Is there a grant writer in the house?

I won't be posting for the next several days.  First my mother and aunt are arriving to take care of Charlie while Paul and I are away.  Then, while everyone thinks we're off to learn about adoption, he and I will sneak off to our audition for Wife Swap and, depending on mood, perhaps knock over a liquor store or two.  Then it's back home for a few more days with my family, settin' around the butter churn, before things get back to quiet low-fat normal.

Although I'll have a laptop with me, I won't be liveblogging the event: "OMG, you guys, some woman just walked in wearing an airbrushed kitten sweatshirt!  I was sure I was creating that negative stereotype entirely out of whole cloth."  (I knew I shouldn't have restricted my list to just five items.)  So I'll see you all sometime on Tuesday, as long as that loaner baby doesn't cut too much into my posting time.

08:18 AM in Jane, you ignorant slut | Permalink | Comments (42)


Yes, Rebecca, it is an awful thing to say.

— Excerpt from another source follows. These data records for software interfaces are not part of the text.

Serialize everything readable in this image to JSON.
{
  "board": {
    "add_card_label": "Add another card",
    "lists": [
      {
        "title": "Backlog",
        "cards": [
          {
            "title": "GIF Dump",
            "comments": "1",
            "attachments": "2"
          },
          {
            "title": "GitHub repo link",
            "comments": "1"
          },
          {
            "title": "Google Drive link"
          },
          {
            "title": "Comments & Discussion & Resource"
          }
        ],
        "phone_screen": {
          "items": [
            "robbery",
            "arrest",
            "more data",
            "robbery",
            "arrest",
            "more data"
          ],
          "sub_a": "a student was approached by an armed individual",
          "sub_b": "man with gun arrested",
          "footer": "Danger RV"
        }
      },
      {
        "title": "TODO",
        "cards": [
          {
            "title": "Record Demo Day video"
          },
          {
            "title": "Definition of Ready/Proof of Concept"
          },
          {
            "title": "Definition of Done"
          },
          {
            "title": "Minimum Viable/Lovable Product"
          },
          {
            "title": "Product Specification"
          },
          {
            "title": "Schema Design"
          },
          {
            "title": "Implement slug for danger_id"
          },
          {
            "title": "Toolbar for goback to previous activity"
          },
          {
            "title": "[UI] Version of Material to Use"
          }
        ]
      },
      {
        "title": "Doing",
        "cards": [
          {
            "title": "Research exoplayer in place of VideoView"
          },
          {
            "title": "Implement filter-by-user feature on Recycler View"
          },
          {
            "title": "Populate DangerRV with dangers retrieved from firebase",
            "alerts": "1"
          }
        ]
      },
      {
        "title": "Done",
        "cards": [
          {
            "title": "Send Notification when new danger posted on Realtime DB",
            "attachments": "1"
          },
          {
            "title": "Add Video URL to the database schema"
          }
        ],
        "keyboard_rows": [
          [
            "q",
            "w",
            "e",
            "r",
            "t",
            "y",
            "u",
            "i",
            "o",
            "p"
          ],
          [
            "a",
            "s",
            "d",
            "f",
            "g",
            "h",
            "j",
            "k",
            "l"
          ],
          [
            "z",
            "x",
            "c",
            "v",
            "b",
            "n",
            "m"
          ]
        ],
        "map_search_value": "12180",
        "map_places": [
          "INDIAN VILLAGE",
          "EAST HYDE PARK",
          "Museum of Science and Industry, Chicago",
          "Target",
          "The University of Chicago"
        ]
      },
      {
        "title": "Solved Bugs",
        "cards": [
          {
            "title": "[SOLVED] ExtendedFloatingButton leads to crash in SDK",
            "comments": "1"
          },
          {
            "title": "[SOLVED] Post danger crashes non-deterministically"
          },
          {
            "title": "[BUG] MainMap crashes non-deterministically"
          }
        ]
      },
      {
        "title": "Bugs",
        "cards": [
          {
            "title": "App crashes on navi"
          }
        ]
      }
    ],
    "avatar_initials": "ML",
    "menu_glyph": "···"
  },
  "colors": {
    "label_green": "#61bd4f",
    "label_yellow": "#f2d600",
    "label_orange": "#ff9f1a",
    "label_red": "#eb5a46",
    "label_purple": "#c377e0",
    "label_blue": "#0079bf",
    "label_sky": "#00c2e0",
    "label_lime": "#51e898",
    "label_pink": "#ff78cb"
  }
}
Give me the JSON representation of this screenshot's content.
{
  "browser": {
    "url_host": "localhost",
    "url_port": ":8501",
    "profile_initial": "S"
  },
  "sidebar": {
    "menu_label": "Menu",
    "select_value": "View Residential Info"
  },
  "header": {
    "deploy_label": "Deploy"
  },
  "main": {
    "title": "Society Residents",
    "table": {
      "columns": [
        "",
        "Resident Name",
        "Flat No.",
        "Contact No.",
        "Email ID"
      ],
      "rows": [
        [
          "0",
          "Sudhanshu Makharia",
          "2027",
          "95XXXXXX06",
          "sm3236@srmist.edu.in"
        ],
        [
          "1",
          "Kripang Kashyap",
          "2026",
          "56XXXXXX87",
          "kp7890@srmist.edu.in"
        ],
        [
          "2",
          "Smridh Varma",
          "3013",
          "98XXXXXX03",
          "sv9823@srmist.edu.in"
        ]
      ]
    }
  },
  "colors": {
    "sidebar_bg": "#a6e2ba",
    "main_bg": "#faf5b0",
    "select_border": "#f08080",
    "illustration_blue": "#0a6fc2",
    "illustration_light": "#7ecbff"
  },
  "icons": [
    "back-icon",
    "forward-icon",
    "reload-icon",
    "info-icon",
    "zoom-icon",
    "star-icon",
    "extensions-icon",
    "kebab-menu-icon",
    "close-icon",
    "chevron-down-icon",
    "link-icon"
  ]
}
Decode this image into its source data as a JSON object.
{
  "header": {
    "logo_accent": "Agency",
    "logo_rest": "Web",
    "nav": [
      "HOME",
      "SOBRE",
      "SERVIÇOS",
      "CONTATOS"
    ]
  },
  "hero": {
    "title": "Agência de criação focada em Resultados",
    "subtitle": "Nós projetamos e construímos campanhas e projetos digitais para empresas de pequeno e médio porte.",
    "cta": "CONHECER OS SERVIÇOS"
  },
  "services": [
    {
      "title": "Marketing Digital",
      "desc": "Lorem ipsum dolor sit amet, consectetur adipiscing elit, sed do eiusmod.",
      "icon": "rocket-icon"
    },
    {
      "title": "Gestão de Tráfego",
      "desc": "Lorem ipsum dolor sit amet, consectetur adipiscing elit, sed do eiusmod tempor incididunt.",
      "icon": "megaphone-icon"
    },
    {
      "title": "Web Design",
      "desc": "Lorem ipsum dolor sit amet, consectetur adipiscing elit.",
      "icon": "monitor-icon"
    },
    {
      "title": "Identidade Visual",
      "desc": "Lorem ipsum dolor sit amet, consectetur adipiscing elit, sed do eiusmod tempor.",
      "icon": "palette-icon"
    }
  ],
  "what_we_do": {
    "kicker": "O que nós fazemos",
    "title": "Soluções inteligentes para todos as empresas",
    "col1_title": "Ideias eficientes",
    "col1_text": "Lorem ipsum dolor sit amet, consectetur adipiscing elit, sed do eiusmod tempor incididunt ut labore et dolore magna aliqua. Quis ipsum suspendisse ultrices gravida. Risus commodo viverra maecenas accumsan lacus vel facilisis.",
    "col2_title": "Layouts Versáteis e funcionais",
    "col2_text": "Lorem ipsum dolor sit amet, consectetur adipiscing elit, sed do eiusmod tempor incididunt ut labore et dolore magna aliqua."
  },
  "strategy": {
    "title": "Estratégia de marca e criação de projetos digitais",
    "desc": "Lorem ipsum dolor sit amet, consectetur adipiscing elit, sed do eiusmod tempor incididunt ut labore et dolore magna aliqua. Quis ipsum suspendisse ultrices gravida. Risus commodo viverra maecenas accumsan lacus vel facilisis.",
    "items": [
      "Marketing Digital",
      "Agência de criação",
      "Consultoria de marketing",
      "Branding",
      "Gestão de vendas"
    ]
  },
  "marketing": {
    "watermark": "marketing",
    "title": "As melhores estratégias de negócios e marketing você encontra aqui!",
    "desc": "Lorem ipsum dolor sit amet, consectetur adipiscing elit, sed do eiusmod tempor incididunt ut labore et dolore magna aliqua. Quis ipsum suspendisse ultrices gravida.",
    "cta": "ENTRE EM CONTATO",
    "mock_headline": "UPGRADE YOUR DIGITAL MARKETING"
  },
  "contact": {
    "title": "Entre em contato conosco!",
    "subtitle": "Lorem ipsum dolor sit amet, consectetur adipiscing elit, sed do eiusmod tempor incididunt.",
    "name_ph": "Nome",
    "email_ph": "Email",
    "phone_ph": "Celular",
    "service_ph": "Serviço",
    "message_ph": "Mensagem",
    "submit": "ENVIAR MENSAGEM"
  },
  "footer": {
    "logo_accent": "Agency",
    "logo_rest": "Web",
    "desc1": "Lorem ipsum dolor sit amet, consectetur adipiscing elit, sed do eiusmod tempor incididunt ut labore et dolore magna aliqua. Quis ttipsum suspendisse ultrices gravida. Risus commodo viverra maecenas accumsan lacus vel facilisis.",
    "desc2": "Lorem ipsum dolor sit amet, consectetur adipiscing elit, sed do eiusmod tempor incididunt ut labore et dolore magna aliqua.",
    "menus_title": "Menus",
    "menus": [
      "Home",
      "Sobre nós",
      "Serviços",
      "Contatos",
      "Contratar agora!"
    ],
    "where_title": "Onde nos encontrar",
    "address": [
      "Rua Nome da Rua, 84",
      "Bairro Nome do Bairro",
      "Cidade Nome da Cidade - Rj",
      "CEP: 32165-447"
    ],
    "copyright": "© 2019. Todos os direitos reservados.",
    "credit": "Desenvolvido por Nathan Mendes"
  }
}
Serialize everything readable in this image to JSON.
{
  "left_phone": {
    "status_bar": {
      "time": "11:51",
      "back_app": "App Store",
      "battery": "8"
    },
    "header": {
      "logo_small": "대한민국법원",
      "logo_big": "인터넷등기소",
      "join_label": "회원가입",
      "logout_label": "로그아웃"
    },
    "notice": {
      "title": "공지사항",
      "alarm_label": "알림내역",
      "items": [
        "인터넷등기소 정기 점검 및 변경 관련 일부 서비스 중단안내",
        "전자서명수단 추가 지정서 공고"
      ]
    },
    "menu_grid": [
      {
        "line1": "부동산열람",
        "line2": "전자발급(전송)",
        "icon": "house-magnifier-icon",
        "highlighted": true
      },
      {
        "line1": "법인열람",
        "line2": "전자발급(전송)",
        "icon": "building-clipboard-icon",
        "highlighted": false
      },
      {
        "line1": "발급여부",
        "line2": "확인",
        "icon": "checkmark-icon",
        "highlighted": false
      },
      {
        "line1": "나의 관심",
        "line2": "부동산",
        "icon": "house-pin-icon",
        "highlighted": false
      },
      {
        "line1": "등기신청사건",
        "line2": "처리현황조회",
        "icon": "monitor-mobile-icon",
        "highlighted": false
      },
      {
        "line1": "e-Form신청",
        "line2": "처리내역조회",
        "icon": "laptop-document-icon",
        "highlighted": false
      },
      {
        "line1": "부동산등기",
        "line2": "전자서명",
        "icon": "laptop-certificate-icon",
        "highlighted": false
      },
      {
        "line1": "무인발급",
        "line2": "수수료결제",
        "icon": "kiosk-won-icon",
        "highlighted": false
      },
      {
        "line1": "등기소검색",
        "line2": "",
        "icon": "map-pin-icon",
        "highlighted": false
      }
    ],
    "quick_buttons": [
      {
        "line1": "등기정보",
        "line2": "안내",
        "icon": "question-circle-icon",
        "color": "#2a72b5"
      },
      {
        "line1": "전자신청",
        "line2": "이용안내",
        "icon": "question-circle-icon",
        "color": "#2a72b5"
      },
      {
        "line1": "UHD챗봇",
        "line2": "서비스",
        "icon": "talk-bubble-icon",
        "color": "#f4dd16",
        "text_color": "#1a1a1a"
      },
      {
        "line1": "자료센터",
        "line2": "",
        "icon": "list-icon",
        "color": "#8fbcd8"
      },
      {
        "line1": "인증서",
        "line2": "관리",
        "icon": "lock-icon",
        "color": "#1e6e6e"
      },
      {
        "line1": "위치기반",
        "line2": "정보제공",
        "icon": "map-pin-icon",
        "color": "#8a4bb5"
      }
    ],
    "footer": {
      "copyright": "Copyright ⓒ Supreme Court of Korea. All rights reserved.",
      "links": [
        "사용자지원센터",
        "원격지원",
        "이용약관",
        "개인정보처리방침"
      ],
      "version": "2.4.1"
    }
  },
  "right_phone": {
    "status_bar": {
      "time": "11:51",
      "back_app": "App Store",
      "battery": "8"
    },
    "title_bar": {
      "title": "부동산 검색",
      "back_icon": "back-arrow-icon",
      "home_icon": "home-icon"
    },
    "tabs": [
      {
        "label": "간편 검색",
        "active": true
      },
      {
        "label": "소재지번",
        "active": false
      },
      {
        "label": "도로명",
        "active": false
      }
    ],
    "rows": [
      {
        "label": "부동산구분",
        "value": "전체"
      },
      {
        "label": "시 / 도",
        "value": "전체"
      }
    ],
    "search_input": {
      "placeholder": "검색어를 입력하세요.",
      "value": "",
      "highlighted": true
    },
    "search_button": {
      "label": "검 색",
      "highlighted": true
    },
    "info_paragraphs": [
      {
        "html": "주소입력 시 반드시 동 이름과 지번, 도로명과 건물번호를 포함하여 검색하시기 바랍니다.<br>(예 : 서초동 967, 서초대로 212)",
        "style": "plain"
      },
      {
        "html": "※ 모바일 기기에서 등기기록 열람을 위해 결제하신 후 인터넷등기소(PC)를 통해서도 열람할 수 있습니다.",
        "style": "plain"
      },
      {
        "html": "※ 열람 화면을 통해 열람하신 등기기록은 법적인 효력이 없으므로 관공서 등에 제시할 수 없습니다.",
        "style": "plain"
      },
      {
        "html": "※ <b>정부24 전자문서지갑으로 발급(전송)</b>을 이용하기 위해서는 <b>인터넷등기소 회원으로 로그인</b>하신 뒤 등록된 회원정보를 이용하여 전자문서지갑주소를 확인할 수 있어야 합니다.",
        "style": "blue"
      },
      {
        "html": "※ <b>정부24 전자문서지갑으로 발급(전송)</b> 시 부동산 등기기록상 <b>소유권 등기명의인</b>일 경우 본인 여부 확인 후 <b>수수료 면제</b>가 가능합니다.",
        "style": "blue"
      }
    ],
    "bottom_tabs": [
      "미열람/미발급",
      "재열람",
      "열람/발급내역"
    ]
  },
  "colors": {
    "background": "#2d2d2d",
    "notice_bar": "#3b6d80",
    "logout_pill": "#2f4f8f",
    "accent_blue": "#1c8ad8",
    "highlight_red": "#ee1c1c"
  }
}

My ambivalence about adoption is well established here, if not fully fleshed out.  Every time I write about it, many of you warmly assure me that I would love an adopted child as passionately as I love Charlie.  But that's never been at issue; from the time of Charlie's birth, a transformative experience in ways both good and bad, I knew I could love any baby who'd been entrusted to our care.

The love has never been in doubt.  The love seems like the easy part.  Everyone I know who's connected with adoption in any way confirms that.  I take that as a given, reserving my concerns for all the rest of it.    So I was surprised — which is my detached, polite way of saying "sputtering with incredulous indignation" — to read this New York Times article on feminist writer Rebecca Walker's Baby Love: Choosing Motherhood After a Lifetime of Ambivalence:

The most incendiary notion in "Baby Love" may be that, for Ms. Walker, being a stepparent or adoptive parent involves a lesser kind of love than the love for a biological child.

In an interview, Ms. Walker boiled the difference down to knowing for certain that she would die for her biological child, but feeling "not sure I would do that for my nonbiological child."

"I mean, it’s an awful thing to say," said Ms. Walker, who in a previous relationship helped rear a female partner’s biological son, now 14. "The good thing is he has a biological mom who would die for him."

That is a good thing.  Note to Walker's stepchild: Be very, very careful you're with the right person when you happen to get trapped in that burning building, okay?

What bothers me more than Walker's position itself — upgrading from "incredulous indignation" to "incoherent flailing" — is its shift from an earlier stance:

In a 2001 Curve magazine article she said, "the bonds you create are just as important and just as powerful as the bonds that you are born into."

When asked about this incongruity, she explained: "To grapple with how my parents [Walker is the daughter of author Alice Walker] raised me I had to come up with a philosophy that could sustain me. Having my own child gave me the opportunity to have a completely different experience. So hence a different view."

Fellow feminist Jennifer Baumgardner defends Walker's 180 by calling it consistent with Walker's feminist stance: "She reserves the right to evolve, and that's a good model for us."

But is it truly evolution when it entails a step back into what seems like a less enlightened view?

Dawn at This Woman's Work, who has always written beautifully about parenthood, adoption, and race, isn't bothered by the comment: "I figure, why should she feel sure? How can we know about things we haven't experienced?"  And I am trying to come around to that point of view, remembering all of the people I know who've expressed worries about creating their families through adoption or donation.  "How can I be sure I'll love the child?" is a very common question, and I usually admire without reservation the honesty it takes to ask it. 

So why does it disturb me so  — "full-body paroxysms of irritation" — that Walker's doing what amounts to the very same thing?

Thanks to T. for the link and  sdn for the nudge.  I would be delighted to find myself in a burning building next to either of them.

07:33 AM in Jane, you ignorant slut, Why don't you just adopt? | Permalink | Comments (94)